On average, we have 209 different email conversations per month, or about 10 conversations per workday (taking again the assumption of 20 workdays per month). A conversation consists on average of 4.8 messages going back and forth. This translates into roughly 1000 email messages per month or 50 per workday. When we compare this number to our total email volume, about 50% of our email messages is spend on actual conversations.
If we look at the top 10% of heavy email users, this figure grows to 420 email conversations per month or 21 per day.
Are we still using email for internal communication?
Email is a great way to communicate with people outside of your organization (such as customers, suppliers, vendors, and partners). But it is generally considered a good idea to use other tools, such as Slack or Microsoft Teams, to facilitate internal communication and discussions.
But does this mean that email is primarily used for communication with people external to your organization? It doesn’t look that way! According to our data, almost half of all email conversations is between colleagues of the same organization (48,78% to be precise).
Are you an active contributor? Or do you just read along?
We also had a look at the ratio of active vs passive conversations. Active conversations are conversations in which you actively contributed, either by starting the conversation or sending a reply. Passive conversations are conversations that you receive, but never contribute to.
Almost 1 in 3 of our email conversations are passive conversations.
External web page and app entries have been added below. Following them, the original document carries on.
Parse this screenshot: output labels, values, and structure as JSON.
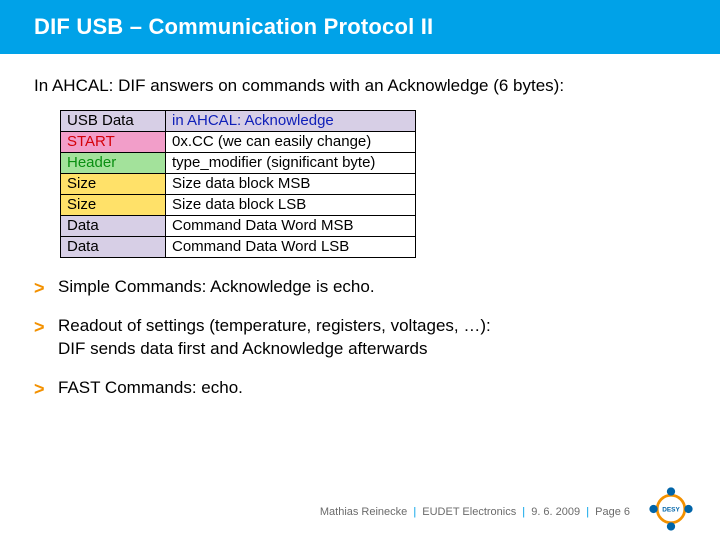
{
  "title": "DIF USB – Communication Protocol II",
  "lead": "In AHCAL: DIF answers on commands with an Acknowledge (6 bytes):",
  "table": {
    "head": {
      "left": "USB Data",
      "right": "in AHCAL: Acknowledge"
    },
    "rows": [
      {
        "cls": "row-start",
        "left": "START",
        "right": "0x.CC (we can easily change)"
      },
      {
        "cls": "row-header",
        "left": "Header",
        "right": "type_modifier (significant byte)"
      },
      {
        "cls": "row-size",
        "left": "Size",
        "right": "Size data block MSB"
      },
      {
        "cls": "row-size",
        "left": "Size",
        "right": "Size data block LSB"
      },
      {
        "cls": "row-data",
        "left": "Data",
        "right": "Command Data Word MSB"
      },
      {
        "cls": "row-data",
        "left": "Data",
        "right": "Command Data Word LSB"
      }
    ]
  },
  "bullets": [
    "Simple Commands: Acknowledge is echo.",
    "Readout of settings (temperature, registers, voltages, …):\nDIF sends data first and Acknowledge afterwards",
    "FAST Commands: echo."
  ],
  "footer": {
    "author": "Mathias Reinecke",
    "event": "EUDET Electronics",
    "date": "9. 6. 2009",
    "page": "Page 6"
  },
  "logo_label": "DESY"
}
While this doesn’t necessarily have to be a problem, it is something to look out for. Too many passive conversations are typically an indication that you are receiving a lot of emails just to keep you informed. It is advisable to evaluate whether all these emails are useful and necessary.
In this section, we're focusing on commercial messages only. Commercial emails such as newsletters, sales pitches and notifications are often considered a significant factor in our email overload. But how many commercial messages do we receive? And how does this compare to our total email volume?
How many commercial emails do we receive?
Our dataset tells us that we are receiving 171 commercial email messages per month, or 9 per workday. Compared to the total number of emails we receive, this is 10,34% of our total incoming email volume.
On average we have 68 different email subscriptions (e.g., a subscription to a mailing list or newsletter). Looking over a period of 3 months, each subscription resulted on average in 7,84 incoming emails. In other words, when you end up on a mailing list, this adds 2 additional emails per month to your inbox.
Do we read commercial emails?
Of course, we cannot tell for sure if people have actually read an email 😊. But we can get an indication looking at the read status. Only 54% of commercial emails are marked as read. If you know that emails automatically get marked as read when you archive or delete them, the percentage of commercial messages that is actually read is well below this 54%.
How do you manage your mailbox?
Interested to see how you are using and managing your own mailbox? Try our free Inbox Analytics tool and see how you compare to these stats and those of your colleagues. You get a personalized report that gives you tips & tricks on how to improve your inbox management skills.
PS: We also give you a list of all your email subscriptions with a one-click unsubscribe option to quickly unsubscribe from all unwanted emails.